[DATASET ENTRIES Boundary: Start]

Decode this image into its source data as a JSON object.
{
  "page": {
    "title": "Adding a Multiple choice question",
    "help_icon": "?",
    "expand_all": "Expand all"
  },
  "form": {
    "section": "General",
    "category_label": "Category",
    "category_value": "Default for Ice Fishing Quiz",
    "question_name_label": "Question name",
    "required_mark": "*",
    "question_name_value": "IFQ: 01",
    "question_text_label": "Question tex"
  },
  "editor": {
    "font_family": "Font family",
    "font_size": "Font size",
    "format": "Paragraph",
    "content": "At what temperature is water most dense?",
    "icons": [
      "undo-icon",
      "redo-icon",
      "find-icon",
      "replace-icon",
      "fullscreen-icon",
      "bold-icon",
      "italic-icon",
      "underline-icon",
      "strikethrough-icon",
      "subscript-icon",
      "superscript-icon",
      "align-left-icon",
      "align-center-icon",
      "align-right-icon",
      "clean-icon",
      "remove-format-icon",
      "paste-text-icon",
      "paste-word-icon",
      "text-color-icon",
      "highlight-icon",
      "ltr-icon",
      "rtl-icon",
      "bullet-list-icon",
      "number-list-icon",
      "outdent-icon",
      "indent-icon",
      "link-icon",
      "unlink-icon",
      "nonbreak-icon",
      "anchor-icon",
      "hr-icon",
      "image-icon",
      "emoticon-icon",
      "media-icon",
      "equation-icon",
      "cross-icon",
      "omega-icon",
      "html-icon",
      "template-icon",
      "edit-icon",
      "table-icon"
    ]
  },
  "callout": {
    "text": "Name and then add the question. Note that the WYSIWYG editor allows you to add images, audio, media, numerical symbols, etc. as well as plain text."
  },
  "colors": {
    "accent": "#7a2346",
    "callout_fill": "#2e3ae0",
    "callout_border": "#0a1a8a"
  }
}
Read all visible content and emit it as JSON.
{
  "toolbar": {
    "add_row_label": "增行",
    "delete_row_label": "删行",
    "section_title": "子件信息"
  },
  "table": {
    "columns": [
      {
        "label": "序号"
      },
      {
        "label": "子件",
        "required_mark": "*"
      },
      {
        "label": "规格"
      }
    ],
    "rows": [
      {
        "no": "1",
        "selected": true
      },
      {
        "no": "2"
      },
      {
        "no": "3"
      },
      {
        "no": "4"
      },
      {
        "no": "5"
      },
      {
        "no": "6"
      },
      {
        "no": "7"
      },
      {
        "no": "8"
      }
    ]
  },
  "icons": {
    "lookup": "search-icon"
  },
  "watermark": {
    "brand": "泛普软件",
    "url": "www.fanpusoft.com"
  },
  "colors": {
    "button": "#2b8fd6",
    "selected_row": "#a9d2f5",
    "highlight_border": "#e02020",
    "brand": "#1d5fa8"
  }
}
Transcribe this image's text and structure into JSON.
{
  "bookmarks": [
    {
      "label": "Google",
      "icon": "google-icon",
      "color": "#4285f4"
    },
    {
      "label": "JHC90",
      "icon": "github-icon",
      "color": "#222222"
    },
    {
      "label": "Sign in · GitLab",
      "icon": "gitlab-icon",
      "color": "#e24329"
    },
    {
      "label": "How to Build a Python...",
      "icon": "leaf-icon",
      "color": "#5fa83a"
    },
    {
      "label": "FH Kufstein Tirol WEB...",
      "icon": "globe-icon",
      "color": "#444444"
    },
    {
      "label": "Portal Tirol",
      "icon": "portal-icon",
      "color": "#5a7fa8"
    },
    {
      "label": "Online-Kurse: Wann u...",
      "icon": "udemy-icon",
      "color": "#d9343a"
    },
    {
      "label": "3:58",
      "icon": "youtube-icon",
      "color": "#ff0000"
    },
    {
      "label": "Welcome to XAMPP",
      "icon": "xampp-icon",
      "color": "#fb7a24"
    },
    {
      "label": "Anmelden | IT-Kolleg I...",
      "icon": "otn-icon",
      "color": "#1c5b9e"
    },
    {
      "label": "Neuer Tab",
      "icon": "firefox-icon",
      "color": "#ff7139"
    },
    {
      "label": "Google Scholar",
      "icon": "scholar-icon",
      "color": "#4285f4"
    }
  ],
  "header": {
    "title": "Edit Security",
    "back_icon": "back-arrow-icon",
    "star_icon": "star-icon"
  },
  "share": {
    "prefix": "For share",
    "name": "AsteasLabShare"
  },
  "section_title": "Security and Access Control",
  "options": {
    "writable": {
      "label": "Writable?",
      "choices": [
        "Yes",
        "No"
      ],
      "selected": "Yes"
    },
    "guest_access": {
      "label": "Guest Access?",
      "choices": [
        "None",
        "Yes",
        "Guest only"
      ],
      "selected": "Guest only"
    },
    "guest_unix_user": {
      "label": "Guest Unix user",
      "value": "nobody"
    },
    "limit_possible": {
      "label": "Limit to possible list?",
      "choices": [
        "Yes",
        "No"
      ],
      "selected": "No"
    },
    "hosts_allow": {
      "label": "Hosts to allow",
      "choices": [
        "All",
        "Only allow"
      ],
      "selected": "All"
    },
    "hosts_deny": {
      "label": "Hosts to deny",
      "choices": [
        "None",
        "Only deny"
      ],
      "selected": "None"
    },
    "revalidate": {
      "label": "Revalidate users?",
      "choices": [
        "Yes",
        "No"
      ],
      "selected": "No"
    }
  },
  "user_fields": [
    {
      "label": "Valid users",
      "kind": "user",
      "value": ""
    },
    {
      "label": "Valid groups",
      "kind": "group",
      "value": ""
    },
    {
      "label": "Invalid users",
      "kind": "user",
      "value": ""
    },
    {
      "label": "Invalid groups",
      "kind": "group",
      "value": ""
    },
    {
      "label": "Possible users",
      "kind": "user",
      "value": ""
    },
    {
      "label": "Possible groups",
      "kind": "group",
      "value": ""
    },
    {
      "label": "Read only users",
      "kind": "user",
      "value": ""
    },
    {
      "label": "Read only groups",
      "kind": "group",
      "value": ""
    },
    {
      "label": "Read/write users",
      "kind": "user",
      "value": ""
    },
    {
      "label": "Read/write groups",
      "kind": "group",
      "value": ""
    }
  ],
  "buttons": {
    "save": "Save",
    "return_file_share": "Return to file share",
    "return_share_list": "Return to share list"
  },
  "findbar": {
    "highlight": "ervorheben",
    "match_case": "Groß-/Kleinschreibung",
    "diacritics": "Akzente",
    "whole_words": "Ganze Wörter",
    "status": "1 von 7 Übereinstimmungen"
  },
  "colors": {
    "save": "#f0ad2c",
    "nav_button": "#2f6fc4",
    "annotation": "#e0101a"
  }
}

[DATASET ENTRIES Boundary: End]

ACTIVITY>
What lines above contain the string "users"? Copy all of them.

EXERCISE RESPONSE>
      "label": "Revalidate users?",
      "label": "Valid users",
      "label": "Invalid users",
      "label": "Possible users",
      "label": "Read only users",
      "label": "Read/write users",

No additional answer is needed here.